The stalk may need to be staked if it tends to lean.

Once the flowers appear, move the plant to an area with cooler
temperatures and indirect light. Cooler temperatures will prolong
the life of the blossoms.

When the flowers fade, cut off the flower stalks about an inch
above the bulb. Remove any dead foliage but leave the green
foliage on the plant so they can help the plant store energy.

Amaryllis bulbs will produce flowers year after year if treated
correctly. After the plant has finished blooming, move it back
to a sunny window and give it water when the soil surface is dry.
Continue fertilizing once or twice monthly until outdoor
temperatures stay well above freezing, generally in May.
Gradually expose the plant to outdoor temperatures and sunlight
for several days, then plant pot and all in a spot where it will
receive partial to full sun.

Bring the plant back indoors in mid-September and place it in a
cool, somewhat dark location such as an unheated garage or
basement to induce dormancy, and stop watering the plant.
Remove the leaves as they become brown, and keep the bulb at
a temperature of 50-55 degrees for 8-10 weeks. After this time the
plant can be moved back to its sunny window and watered well.
New growth will soon appear, followed by another round of lovely
blossoms.

(more personal stuff about Mike and Pam)
http://www.freeplants.com/stuff.htm

Have a great week!
-Mike McGroarty

P.S. The message board is here:
http://www.network54.com/Forum/519353/

7 comments:

waliz said...

i need to see how ths flower look like once it blooms...i will look for the pic in the internet...

steven wilson said...

Hi Waliz
I changed the image to show the amaryllis in bloom.
Thanks for bringing it to my attention to show it in bloom.
Steven

wildcatsthree said...

How beautiful; just what we need during our drab dark winter days.

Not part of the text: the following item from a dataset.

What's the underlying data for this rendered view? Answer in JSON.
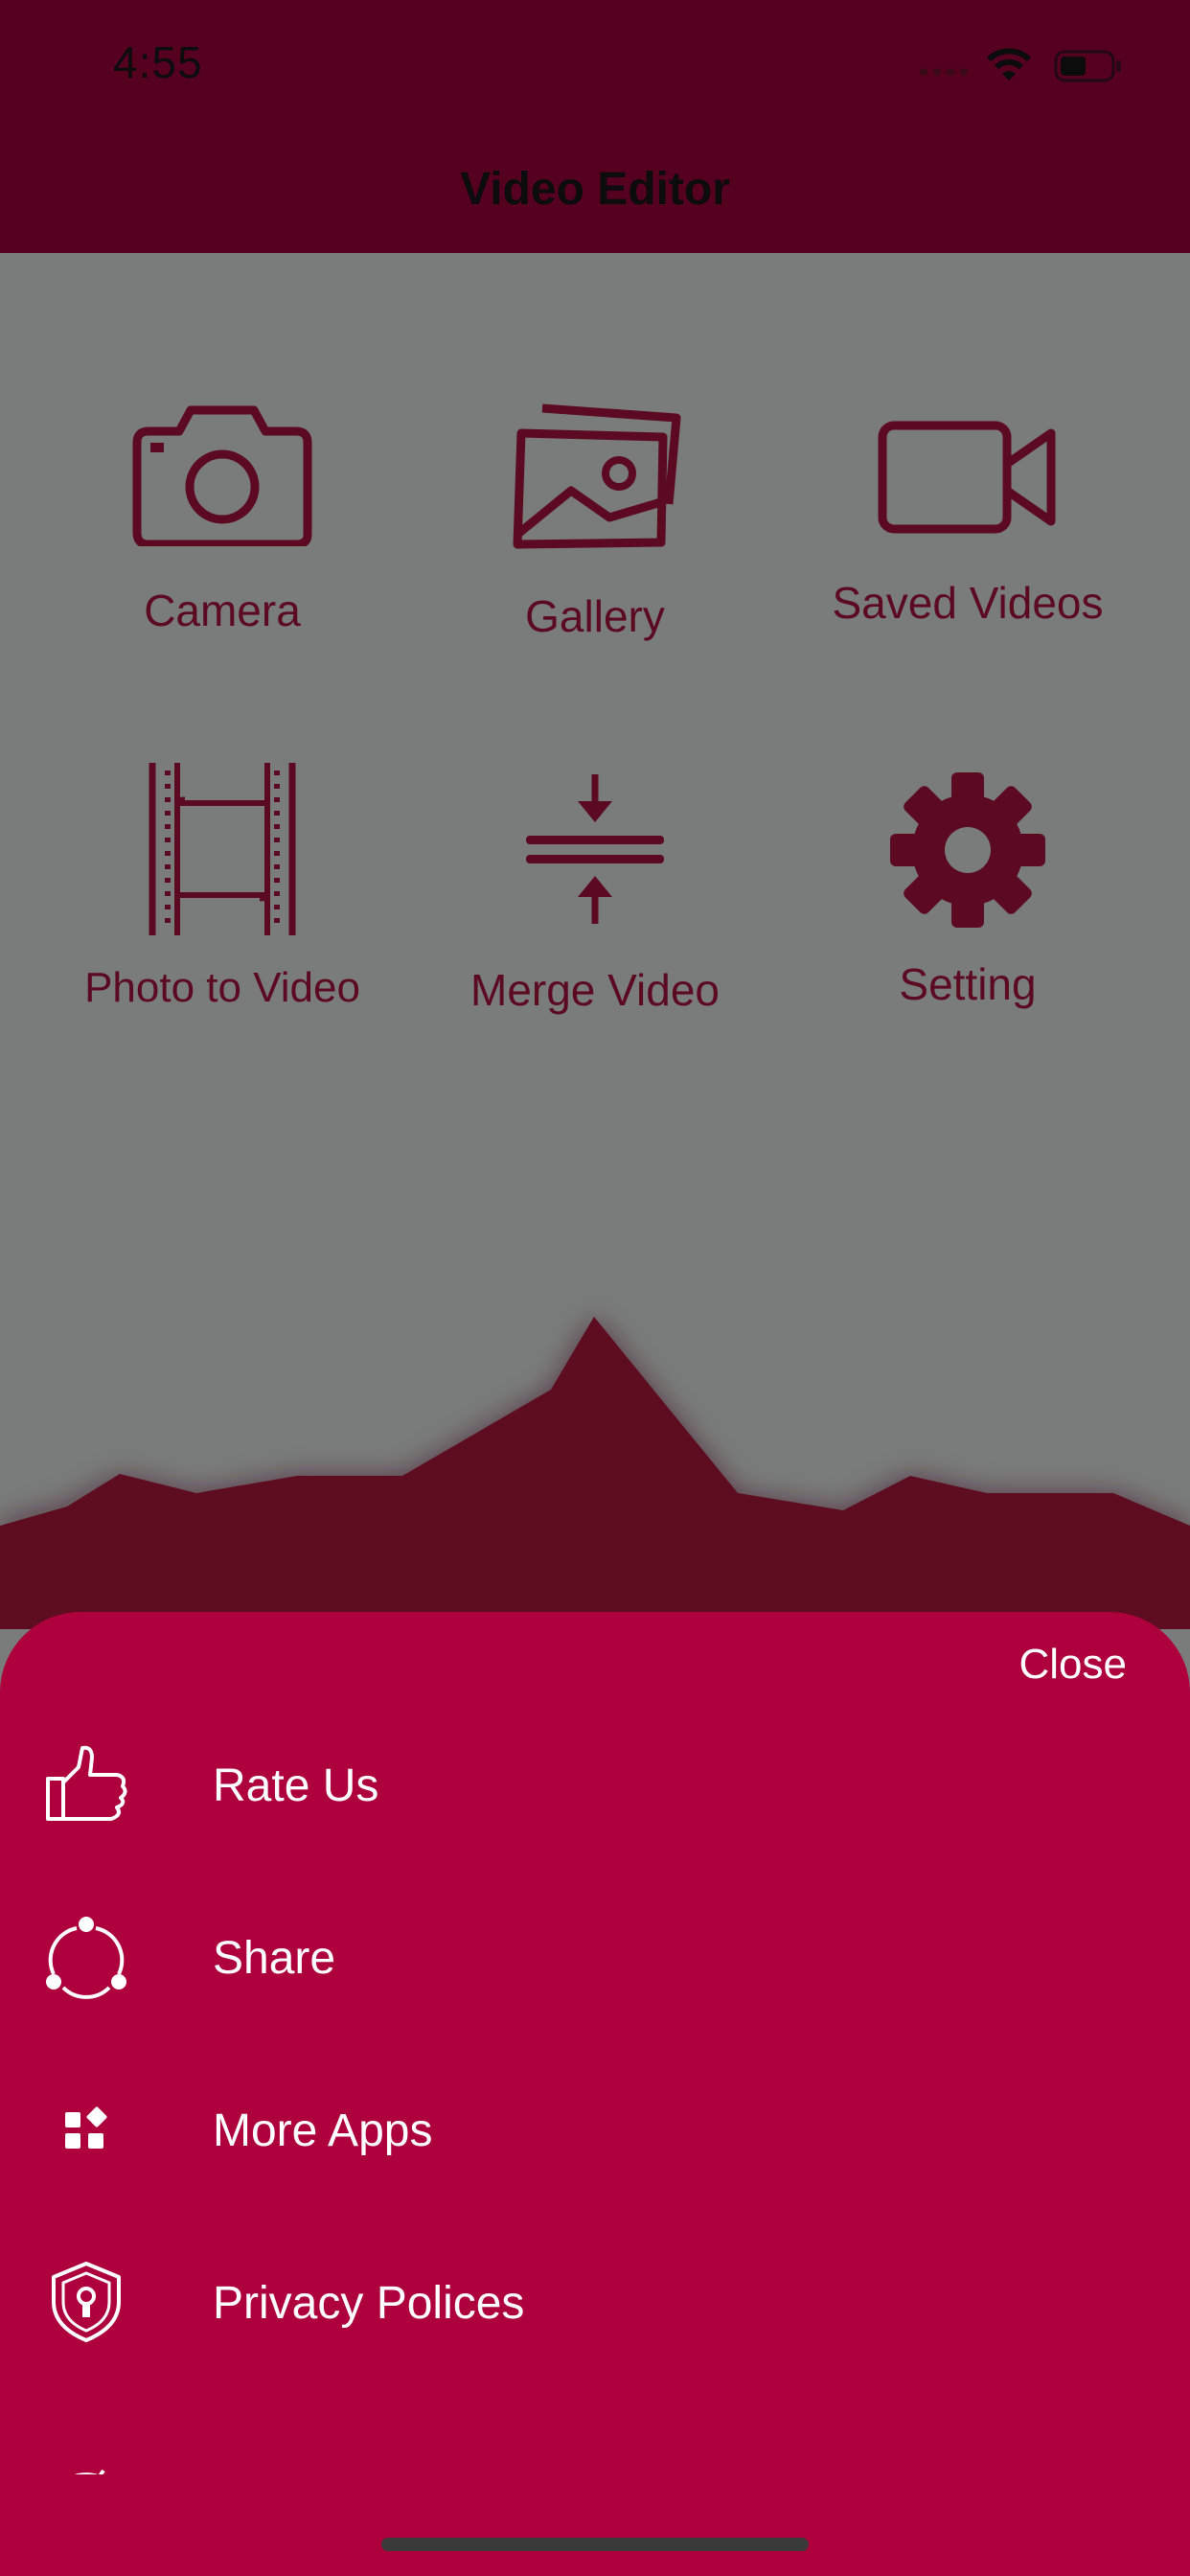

MissKnowItAll said...

That is very good information for someone who knows absolutely nothing about flowers but loves having them. I could take those green things that get sold in pots (SR can't recall the name) from out of my sandy yard in the hot sun and pot them and they die, sigh. And since we seem to never stop moving, I'd prefer to put mine into pots so I can take them with me.

steven wilson said...

hi missknowitall
the idea of growing plants in pots is very good one for people on the move as you mention.Almost any plant can thrive in a pot if given the proper care pertaining to that plant.

Thanks for stopping by
Steven

Lacy said...

hi Steven, dropped by ur blog by way of wildcatsthree...i luv to garden, we have a veggie garden every spring...i will for sure b back...

claudette

steven wilson said...

Hi Claudette
Nice to have you with us here at granny's I look forward to sharing ideas with you.

steven